I disagree. McDaniels backed out after an agreement had already been reached. That's very unprofessional behavior, and it puts the agent on the spot, too.
   63. Sunday silence Posted: February 09, 2018 at 06:59 PM (#5622818)
The speculation here is over the top. It is quite possible we may never find out what happened.

I have had to withdraw from representing clients on a number of occasions. One them completely insulted my secretary to the extent of getting sexual with it. Another one accused me of ripping them off and then wanted me to continue to represent them.

I have a friend that works for a very large legal firm and they had a client who's pretty well known in their industry he showed up for a meeting with a loaded revolver in his brief case.

"Yeah, um. We wont be representing you, sir. Have a nice day."

THe point is there could be anything like this and maybe something totally different. There are any number of ways to spoil a client relationship.
   64. The Duke Posted: February 09, 2018 at 09:39 PM (#5622862)
Have you issued a public statement saying you are withdrawing? That seems over the top
   65. Meatwad Posted: February 09, 2018 at 11:52 PM (#5622911)
Mlb players who represents tbem tracked by outlets like mlbtr so it makes sense to announce it before anything comes back,to,bite you for it.
   66. cercopithecus aethiops Posted: February 10, 2018 at 09:44 AM (#5622954)
Aren't agents required to inform MLB of which players they represent? This was going to come out one way or another.
   67. Rennie's Tenet Posted: February 10, 2018 at 10:21 AM (#5622962)
Is the text the agency sent reported anywhere?

You must be Registered and Logged In to post comments.

 

 

<< Back to main

News

All News | Prime News

Old-School Newsstand


BBTF Partner

Support BBTF

donate

Thanks to
Darren
for his generous support.

Bookmarks

You must be logged in to view your Bookmarks.

Hot Topics

NewsblogOTP 19 February 2018: Does Buster Posey Have a Post-playing Career in Politics?
(1776 - 2:36am, Feb 24)
Last: The Yankee Clapper

NewsblogPrimer Dugout (and link of the day) 2-23-2018
(23 - 2:04am, Feb 24)
Last: Batman

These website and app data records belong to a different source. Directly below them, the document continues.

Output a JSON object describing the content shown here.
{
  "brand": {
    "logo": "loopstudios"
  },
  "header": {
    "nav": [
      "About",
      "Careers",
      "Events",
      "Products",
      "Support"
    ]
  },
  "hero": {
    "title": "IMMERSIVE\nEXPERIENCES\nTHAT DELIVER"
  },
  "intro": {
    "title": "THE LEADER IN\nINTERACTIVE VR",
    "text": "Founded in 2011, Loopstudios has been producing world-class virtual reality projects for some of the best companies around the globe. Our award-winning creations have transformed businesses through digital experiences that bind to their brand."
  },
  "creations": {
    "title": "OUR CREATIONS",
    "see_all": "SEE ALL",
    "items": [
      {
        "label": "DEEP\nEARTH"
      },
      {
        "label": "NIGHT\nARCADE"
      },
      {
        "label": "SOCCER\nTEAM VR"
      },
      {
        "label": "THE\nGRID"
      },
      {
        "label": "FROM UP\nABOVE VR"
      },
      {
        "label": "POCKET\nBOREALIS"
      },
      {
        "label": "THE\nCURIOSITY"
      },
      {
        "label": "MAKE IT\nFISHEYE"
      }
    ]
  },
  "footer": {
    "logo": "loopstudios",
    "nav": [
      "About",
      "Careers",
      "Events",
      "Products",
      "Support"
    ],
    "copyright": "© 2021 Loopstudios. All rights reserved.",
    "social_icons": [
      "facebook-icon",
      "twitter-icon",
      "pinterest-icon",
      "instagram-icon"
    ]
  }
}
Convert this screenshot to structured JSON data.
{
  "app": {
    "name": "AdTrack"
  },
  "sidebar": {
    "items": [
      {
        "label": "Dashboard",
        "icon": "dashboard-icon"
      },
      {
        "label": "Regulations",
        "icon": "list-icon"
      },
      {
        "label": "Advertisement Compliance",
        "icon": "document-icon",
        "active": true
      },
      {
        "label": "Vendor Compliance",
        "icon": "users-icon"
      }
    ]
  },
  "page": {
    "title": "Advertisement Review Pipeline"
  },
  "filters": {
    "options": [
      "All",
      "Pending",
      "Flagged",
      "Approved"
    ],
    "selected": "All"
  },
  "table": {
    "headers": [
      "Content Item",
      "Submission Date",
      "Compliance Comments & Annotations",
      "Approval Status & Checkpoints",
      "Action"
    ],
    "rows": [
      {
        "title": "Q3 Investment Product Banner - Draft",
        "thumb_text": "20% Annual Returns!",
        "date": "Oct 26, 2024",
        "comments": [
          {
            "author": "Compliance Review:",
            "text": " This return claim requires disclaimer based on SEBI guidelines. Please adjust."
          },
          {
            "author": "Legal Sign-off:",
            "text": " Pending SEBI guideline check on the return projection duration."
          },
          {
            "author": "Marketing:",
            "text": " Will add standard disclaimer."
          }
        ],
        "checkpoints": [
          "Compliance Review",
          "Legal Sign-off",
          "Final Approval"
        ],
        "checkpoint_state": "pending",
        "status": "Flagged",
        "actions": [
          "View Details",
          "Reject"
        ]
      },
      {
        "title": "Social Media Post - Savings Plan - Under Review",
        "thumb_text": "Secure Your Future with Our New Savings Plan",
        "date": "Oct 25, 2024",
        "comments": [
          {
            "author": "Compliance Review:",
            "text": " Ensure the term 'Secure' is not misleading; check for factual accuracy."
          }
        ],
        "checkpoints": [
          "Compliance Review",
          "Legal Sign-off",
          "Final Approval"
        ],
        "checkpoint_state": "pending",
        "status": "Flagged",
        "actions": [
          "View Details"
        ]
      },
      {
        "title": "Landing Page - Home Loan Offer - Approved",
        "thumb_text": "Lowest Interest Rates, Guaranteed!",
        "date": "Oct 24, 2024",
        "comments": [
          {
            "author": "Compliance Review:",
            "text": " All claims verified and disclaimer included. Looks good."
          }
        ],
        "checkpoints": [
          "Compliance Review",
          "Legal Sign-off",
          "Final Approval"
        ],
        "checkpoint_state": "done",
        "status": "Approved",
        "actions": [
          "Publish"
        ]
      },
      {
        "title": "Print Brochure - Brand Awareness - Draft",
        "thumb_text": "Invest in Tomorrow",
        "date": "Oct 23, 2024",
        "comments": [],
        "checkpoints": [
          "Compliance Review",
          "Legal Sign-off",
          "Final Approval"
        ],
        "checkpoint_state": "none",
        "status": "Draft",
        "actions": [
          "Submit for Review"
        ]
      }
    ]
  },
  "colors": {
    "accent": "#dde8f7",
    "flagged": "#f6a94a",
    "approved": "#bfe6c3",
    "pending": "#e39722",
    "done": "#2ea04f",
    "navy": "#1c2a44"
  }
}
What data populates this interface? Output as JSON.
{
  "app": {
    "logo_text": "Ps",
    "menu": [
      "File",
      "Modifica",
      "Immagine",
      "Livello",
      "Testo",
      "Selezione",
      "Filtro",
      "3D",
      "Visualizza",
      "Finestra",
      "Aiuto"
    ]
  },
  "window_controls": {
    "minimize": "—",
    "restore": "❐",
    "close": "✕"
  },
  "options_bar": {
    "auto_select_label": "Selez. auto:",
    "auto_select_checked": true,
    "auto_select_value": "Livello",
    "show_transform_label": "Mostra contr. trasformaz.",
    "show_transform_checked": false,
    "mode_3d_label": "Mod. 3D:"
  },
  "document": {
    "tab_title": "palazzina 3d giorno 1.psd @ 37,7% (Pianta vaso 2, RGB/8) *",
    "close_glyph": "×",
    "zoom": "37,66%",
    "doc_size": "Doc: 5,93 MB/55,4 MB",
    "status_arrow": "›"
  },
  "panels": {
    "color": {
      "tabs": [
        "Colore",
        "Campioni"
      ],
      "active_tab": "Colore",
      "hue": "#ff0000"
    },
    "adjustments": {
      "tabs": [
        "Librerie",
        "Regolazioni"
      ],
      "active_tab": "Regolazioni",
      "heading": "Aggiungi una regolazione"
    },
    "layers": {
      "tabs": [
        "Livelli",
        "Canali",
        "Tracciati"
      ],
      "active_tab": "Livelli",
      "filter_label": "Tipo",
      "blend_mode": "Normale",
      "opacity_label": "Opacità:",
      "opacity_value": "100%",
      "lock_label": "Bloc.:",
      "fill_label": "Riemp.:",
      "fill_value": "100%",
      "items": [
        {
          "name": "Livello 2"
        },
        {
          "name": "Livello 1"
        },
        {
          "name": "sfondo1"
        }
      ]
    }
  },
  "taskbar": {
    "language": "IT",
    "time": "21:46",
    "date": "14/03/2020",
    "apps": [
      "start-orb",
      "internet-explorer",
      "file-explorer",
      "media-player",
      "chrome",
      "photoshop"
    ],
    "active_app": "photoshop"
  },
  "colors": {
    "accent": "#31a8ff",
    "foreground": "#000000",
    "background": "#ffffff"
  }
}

NewsblogOT - 2017-18 NBA thread (All-Star Weekend to End of Time edition)
(201 - 1:12am, Feb 24)
Last: smileyy

NewsblogInside Baseball MLB Notes | Hanley Ramirez Ready For Comeback
(40 - 12:11am, Feb 24)
Last: Mudpout

NewsblogInside Mickey Callaway’s steps toward modernizing the Mets | New York Post
(15 - 10:45pm, Feb 23)
Last: Howie Menckel

NewsblogMLB Should Embrace Rule That Lets Teams Bat Anyone They Want In 9th Inning
(137 - 8:34pm, Feb 23)
Last: RMc's Unenviable Situation

NewsblogWhat if the Rays actually have a good plan?
(44 - 6:55pm, Feb 23)
Last: Itsdrainageeli

NewsblogOT: Winter Soccer Thread
(779 - 5:33pm, Feb 23)
Last: The Anthony Kennedy of BBTF (Scott)

NewsblogRays trade Odorizzi to Twins, acquire Cron from Angels, DFA All-Star Dickerson
(70 - 4:52pm, Feb 23)
Last: Walt Davis

NewsblogInside Baseball | Picking Jake Arrieta's New Team
(8 - 4:20pm, Feb 23)
Last: What did Billy Ripken have against ElRoy Face?

Gonfalon CubsFinally
(68 - 2:55pm, Feb 23)
Last: Moses Taylor, aka Hambone Fakenameington

NewsblogDanny Farquhar’s data-centric approach paying dividends for Lucas Giolito – The Athletic
(20 - 2:21pm, Feb 23)
Last: This is going to be state of the art wall

Hall of MeritMost Meritorious Player: 1940 Ballot
(7 - 1:24pm, Feb 23)
Last: DL from MN

Hall of MeritMost Meritorious Player: 1940 Discussion
(29 - 1:05pm, Feb 23)
Last: DL from MN

NewsblogTaking Back the Ballparks - Angels voting thread
(30 - 11:33am, Feb 23)
Last: Slivers of Maranville descends into chaos (SdeB)

Page rendered in 0.4070 seconds
47 querie(s) executed